Basil is one of the most popular herbs to grow, either in your garden or in containers. The fresh green leaves are used in many types of cooking, such as French, Asian and Italian cuisines. Unlike many other herbs, basil is easy to grow.
Basil smells terrific, tastes great, and is a snap to grow. Here's how!
- While you can certainly use cuttings or basil plants from a nursery, growing basil from seeds will actually give you better results. The seeds grow quickly, so you'll have your basil plants peeking out from the soil in no time.
- Plant basil seeds or plants in well-drained soil that will stay moist. It's a sun-loving annual, so make sure it gets plenty of sunlight too. Organic matter like compost or manure should be worked into the soil before planting.
- The seeds are ready to plant after the last frost of the season. Plant them about an eighth of an inch deep, and half an inch apart, in rows with about two inches between each row. Fertilize the soil lightly after planting by mixing your fertilizer with water. Repeat this procedure a couple more times throughout the growing season.
- Most varieties of basil will grow to about two feet in height. If you're growing your basil in containers indoors, it will take about five days to germinate. Planting outdoors takes about twice as long for germination.
- Once the plant begins to sprout up and the leaves start to develop, cover the soil with an inch or two of mulch to keep the soil damp and help prevent weeds from appearing near the basil.
- Keep the soil moist, but avoid standing water which can encourage pests and bacteria. Pinch off flower buds as soon as they appear, so your basil plants will get nice and bushy and the leaves will develop well.
- Basil leaves are ready to pick as soon as they appear. The more you harvest, the more leaves will grow!

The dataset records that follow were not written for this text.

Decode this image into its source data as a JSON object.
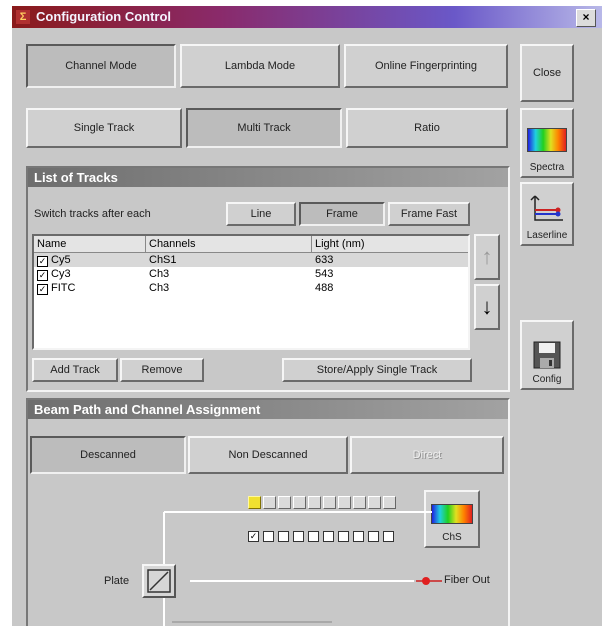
{
  "window": {
    "title": "Configuration Control",
    "close_glyph": "×",
    "app_icon_glyph": "Σ"
  },
  "mode_tabs": [
    {
      "label": "Channel Mode",
      "pressed": true
    },
    {
      "label": "Lambda Mode",
      "pressed": false
    },
    {
      "label": "Online Fingerprinting",
      "pressed": false
    }
  ],
  "track_tabs": [
    {
      "label": "Single Track",
      "pressed": false
    },
    {
      "label": "Multi Track",
      "pressed": true
    },
    {
      "label": "Ratio",
      "pressed": false
    }
  ],
  "sidebar": {
    "close_label": "Close",
    "spectra_label": "Spectra",
    "laserline_label": "Laserline",
    "config_label": "Config"
  },
  "tracks": {
    "header": "List of Tracks",
    "switch_label": "Switch tracks after each",
    "switch_options": [
      {
        "label": "Line",
        "pressed": false
      },
      {
        "label": "Frame",
        "pressed": true
      },
      {
        "label": "Frame Fast",
        "pressed": false
      }
    ],
    "columns": [
      "Name",
      "Channels",
      "Light (nm)"
    ],
    "rows": [
      {
        "name": "Cy5",
        "channels": "ChS1",
        "light": "633",
        "checked": true,
        "selected": true
      },
      {
        "name": "Cy3",
        "channels": "Ch3",
        "light": "543",
        "checked": true,
        "selected": false
      },
      {
        "name": "FITC",
        "channels": "Ch3",
        "light": "488",
        "checked": true,
        "selected": false
      }
    ],
    "check_glyph": "✓",
    "up_arrow": "↑",
    "down_arrow": "↓",
    "add_label": "Add Track",
    "remove_label": "Remove",
    "store_label": "Store/Apply Single Track"
  },
  "beam": {
    "header": "Beam Path and Channel Assignment",
    "tabs": [
      {
        "label": "Descanned",
        "pressed": true,
        "disabled": false
      },
      {
        "label": "Non Descanned",
        "pressed": false,
        "disabled": false
      },
      {
        "label": "Direct",
        "pressed": false,
        "disabled": true
      }
    ],
    "channel_button_label": "ChS",
    "plate_label": "Plate",
    "fiber_label": "Fiber Out"
  },
  "colors": {
    "accent_yellow": "#f0e030",
    "fiber_dot": "#e02020"
  }
}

- If you want your basil plants to resow themselves back into your garden, allow some of the flowers to grow and mature. The seeds in the flowers will drop out and plant themselves in the soil.
- Basil grows very well with tomato plants. The basil helps to repel certain pests that are fond of tomatoes.
Basil leaves can be dried for long-term storage. Simply hang the leaves tied in bunches upside down in a warm, dry place for several days until they are dry and crumbly. Crush the leaves or keep them whole, and store them in an airtight container or zippered plastic bag.